* Prompt
Reproduce each entry exactly as written.

(Page and application data records)
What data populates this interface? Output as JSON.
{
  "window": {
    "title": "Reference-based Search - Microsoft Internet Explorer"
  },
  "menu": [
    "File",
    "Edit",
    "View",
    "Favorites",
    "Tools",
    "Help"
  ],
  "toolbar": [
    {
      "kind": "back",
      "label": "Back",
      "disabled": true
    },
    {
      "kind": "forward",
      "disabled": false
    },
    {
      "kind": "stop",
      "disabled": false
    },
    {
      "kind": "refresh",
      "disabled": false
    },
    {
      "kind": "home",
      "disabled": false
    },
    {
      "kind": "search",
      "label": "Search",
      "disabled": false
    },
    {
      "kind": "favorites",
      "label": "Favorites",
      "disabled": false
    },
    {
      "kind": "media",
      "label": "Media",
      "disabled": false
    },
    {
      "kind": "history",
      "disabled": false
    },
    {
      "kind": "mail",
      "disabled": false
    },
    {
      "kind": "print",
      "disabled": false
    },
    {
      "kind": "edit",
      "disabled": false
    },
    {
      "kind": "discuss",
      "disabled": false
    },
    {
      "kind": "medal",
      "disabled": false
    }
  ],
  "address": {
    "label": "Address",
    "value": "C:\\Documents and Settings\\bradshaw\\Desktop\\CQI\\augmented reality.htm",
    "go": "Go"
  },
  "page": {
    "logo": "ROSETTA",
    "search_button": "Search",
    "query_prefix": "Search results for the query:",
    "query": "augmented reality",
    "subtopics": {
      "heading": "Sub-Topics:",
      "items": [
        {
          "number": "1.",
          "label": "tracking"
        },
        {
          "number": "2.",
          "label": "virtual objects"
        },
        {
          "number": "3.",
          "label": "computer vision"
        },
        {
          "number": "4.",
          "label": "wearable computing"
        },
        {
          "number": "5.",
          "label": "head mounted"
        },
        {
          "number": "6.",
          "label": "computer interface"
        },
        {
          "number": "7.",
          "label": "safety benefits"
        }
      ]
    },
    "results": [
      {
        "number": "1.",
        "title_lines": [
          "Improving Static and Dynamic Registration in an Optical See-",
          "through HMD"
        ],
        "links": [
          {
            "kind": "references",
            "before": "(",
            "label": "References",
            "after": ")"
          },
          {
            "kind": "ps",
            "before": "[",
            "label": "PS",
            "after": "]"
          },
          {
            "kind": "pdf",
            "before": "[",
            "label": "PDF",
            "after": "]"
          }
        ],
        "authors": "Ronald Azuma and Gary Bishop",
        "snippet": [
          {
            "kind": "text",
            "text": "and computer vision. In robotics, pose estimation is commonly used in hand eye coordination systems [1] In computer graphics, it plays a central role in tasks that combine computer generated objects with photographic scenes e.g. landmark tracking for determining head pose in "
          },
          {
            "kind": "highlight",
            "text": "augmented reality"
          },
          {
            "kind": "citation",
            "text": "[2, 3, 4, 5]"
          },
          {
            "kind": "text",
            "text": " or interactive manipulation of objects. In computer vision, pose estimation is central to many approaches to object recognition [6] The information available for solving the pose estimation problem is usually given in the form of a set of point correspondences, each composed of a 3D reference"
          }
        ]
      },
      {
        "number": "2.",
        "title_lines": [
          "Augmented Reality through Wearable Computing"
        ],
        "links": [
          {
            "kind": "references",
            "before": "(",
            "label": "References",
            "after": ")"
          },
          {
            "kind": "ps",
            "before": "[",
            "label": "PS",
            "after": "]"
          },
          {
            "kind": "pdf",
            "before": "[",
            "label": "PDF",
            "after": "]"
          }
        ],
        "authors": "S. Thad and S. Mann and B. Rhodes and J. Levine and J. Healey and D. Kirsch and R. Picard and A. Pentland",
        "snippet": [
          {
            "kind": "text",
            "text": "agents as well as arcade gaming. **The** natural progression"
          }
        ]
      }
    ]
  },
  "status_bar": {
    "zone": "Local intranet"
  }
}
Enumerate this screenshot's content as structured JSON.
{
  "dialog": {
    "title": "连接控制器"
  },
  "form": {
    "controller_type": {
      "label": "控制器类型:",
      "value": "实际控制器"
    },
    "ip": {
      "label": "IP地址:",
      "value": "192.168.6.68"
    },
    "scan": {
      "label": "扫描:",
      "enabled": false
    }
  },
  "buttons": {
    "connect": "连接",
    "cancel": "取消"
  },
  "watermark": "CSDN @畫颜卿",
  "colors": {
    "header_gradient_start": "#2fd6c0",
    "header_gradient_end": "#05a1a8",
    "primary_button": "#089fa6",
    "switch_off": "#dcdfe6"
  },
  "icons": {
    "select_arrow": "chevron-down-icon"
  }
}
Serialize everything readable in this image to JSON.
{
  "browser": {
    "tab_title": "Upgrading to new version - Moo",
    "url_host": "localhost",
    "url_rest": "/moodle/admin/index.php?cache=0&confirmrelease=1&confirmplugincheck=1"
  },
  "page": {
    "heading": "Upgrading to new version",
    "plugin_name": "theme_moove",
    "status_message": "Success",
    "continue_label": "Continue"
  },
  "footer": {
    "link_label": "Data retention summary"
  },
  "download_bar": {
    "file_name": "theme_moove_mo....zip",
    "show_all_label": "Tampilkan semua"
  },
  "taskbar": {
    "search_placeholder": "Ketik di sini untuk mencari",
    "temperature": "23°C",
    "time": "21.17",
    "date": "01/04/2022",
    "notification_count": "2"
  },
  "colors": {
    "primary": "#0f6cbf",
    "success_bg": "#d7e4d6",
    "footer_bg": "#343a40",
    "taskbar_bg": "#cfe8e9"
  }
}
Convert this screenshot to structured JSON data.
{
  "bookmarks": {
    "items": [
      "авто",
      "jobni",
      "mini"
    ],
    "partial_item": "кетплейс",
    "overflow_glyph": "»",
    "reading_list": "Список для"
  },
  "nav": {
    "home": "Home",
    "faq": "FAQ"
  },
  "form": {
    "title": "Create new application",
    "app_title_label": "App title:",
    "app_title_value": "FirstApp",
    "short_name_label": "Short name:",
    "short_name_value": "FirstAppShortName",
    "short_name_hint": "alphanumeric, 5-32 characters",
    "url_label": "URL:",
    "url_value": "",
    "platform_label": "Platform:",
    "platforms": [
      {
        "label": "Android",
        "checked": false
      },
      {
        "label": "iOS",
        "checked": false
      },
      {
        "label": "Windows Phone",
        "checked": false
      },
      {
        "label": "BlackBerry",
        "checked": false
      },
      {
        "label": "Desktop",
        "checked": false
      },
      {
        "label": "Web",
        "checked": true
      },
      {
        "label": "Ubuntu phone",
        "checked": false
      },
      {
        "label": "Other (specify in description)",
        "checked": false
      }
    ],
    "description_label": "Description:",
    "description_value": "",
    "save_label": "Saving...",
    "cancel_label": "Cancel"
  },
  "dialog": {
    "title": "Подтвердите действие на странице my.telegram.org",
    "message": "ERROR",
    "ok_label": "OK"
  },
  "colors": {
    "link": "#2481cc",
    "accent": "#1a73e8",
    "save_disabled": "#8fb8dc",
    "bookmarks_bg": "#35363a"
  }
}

* Your solution
What data populates this interface? Output as JSON.
{
  "window": {
    "title": "Reference-based Search - Microsoft Internet Explorer"
  },
  "menu": [
    "File",
    "Edit",
    "View",
    "Favorites",
    "Tools",
    "Help"
  ],
  "toolbar": [
    {
      "kind": "back",
      "label": "Back",
      "disabled": true
    },
    {
      "kind": "forward",
      "disabled": false
    },
    {
      "kind": "stop",
      "disabled": false
    },
    {
      "kind": "refresh",
      "disabled": false
    },
    {
      "kind": "home",
      "disabled": false
    },
    {
      "kind": "search",
      "label": "Search",
      "disabled": false
    },
    {
      "kind": "favorites",
      "label": "Favorites",
      "disabled": false
    },
    {
      "kind": "media",
      "label": "Media",
      "disabled": false
    },
    {
      "kind": "history",
      "disabled": false
    },
    {
      "kind": "mail",
      "disabled": false
    },
    {
      "kind": "print",
      "disabled": false
    },
    {
      "kind": "edit",
      "disabled": false
    },
    {
      "kind": "discuss",
      "disabled": false
    },
    {
      "kind": "medal",
      "disabled": false
    }
  ],
  "address": {
    "label": "Address",
    "value": "C:\\Documents and Settings\\bradshaw\\Desktop\\CQI\\augmented reality.htm",
    "go": "Go"
  },
  "page": {
    "logo": "ROSETTA",
    "search_button": "Search",
    "query_prefix": "Search results for the query:",
    "query": "augmented reality",
    "subtopics": {
      "heading": "Sub-Topics:",
      "items": [
        {
          "number": "1.",
          "label": "tracking"
        },
        {
          "number": "2.",
          "label": "virtual objects"
        },
        {
          "number": "3.",
          "label": "computer vision"
        },
        {
          "number": "4.",
          "label": "wearable computing"
        },
        {
          "number": "5.",
          "label": "head mounted"
        },
        {
          "number": "6.",
          "label": "computer interface"
        },
        {
          "number": "7.",
          "label": "safety benefits"
        }
      ]
    },
    "results": [
      {
        "number": "1.",
        "title_lines": [
          "Improving Static and Dynamic Registration in an Optical See-",
          "through HMD"
        ],
        "links": [
          {
            "kind": "references",
            "before": "(",
            "label": "References",
            "after": ")"
          },
          {
            "kind": "ps",
            "before": "[",
            "label": "PS",
            "after": "]"
          },
          {
            "kind": "pdf",
            "before": "[",
            "label": "PDF",
            "after": "]"
          }
        ],
        "authors": "Ronald Azuma and Gary Bishop",
        "snippet": [
          {
            "kind": "text",
            "text": "and computer vision. In robotics, pose estimation is commonly used in hand eye coordination systems [1] In computer graphics, it plays a central role in tasks that combine computer generated objects with photographic scenes e.g. landmark tracking for determining head pose in "
          },
          {
            "kind": "highlight",
            "text": "augmented reality"
          },
          {
            "kind": "citation",
            "text": "[2, 3, 4, 5]"
          },
          {
            "kind": "text",
            "text": " or interactive manipulation of objects. In computer vision, pose estimation is central to many approaches to object recognition [6] The information available for solving the pose estimation problem is usually given in the form of a set of point correspondences, each composed of a 3D reference"
          }
        ]
      },
      {
        "number": "2.",
        "title_lines": [
          "Augmented Reality through Wearable Computing"
        ],
        "links": [
          {
            "kind": "references",
            "before": "(",
            "label": "References",
            "after": ")"
          },
          {
            "kind": "ps",
            "before": "[",
            "label": "PS",
            "after": "]"
          },
          {
            "kind": "pdf",
            "before": "[",
            "label": "PDF",
            "after": "]"
          }
        ],
        "authors": "S. Thad and S. Mann and B. Rhodes and J. Levine and J. Healey and D. Kirsch and R. Picard and A. Pentland",
        "snippet": [
          {
            "kind": "text",
            "text": "agents as well as arcade gaming. **The** natural progression"
          }
        ]
      }
    ]
  },
  "status_bar": {
    "zone": "Local intranet"
  }
}
Enumerate this screenshot's content as structured JSON.
{
  "dialog": {
    "title": "连接控制器"
  },
  "form": {
    "controller_type": {
      "label": "控制器类型:",
      "value": "实际控制器"
    },
    "ip": {
      "label": "IP地址:",
      "value": "192.168.6.68"
    },
    "scan": {
      "label": "扫描:",
      "enabled": false
    }
  },
  "buttons": {
    "connect": "连接",
    "cancel": "取消"
  },
  "watermark": "CSDN @畫颜卿",
  "colors": {
    "header_gradient_start": "#2fd6c0",
    "header_gradient_end": "#05a1a8",
    "primary_button": "#089fa6",
    "switch_off": "#dcdfe6"
  },
  "icons": {
    "select_arrow": "chevron-down-icon"
  }
}
Serialize everything readable in this image to JSON.
{
  "browser": {
    "tab_title": "Upgrading to new version - Moo",
    "url_host": "localhost",
    "url_rest": "/moodle/admin/index.php?cache=0&confirmrelease=1&confirmplugincheck=1"
  },
  "page": {
    "heading": "Upgrading to new version",
    "plugin_name": "theme_moove",
    "status_message": "Success",
    "continue_label": "Continue"
  },
  "footer": {
    "link_label": "Data retention summary"
  },
  "download_bar": {
    "file_name": "theme_moove_mo....zip",
    "show_all_label": "Tampilkan semua"
  },
  "taskbar": {
    "search_placeholder": "Ketik di sini untuk mencari",
    "temperature": "23°C",
    "time": "21.17",
    "date": "01/04/2022",
    "notification_count": "2"
  },
  "colors": {
    "primary": "#0f6cbf",
    "success_bg": "#d7e4d6",
    "footer_bg": "#343a40",
    "taskbar_bg": "#cfe8e9"
  }
}
Convert this screenshot to structured JSON data.
{
  "bookmarks": {
    "items": [
      "авто",
      "jobni",
      "mini"
    ],
    "partial_item": "кетплейс",
    "overflow_glyph": "»",
    "reading_list": "Список для"
  },
  "nav": {
    "home": "Home",
    "faq": "FAQ"
  },
  "form": {
    "title": "Create new application",
    "app_title_label": "App title:",
    "app_title_value": "FirstApp",
    "short_name_label": "Short name:",
    "short_name_value": "FirstAppShortName",
    "short_name_hint": "alphanumeric, 5-32 characters",
    "url_label": "URL:",
    "url_value": "",
    "platform_label": "Platform:",
    "platforms": [
      {
        "label": "Android",
        "checked": false
      },
      {
        "label": "iOS",
        "checked": false
      },
      {
        "label": "Windows Phone",
        "checked": false
      },
      {
        "label": "BlackBerry",
        "checked": false
      },
      {
        "label": "Desktop",
        "checked": false
      },
      {
        "label": "Web",
        "checked": true
      },
      {
        "label": "Ubuntu phone",
        "checked": false
      },
      {
        "label": "Other (specify in description)",
        "checked": false
      }
    ],
    "description_label": "Description:",
    "description_value": "",
    "save_label": "Saving...",
    "cancel_label": "Cancel"
  },
  "dialog": {
    "title": "Подтвердите действие на странице my.telegram.org",
    "message": "ERROR",
    "ok_label": "OK"
  },
  "colors": {
    "link": "#2481cc",
    "accent": "#1a73e8",
    "save_disabled": "#8fb8dc",
    "bookmarks_bg": "#35363a"
  }
}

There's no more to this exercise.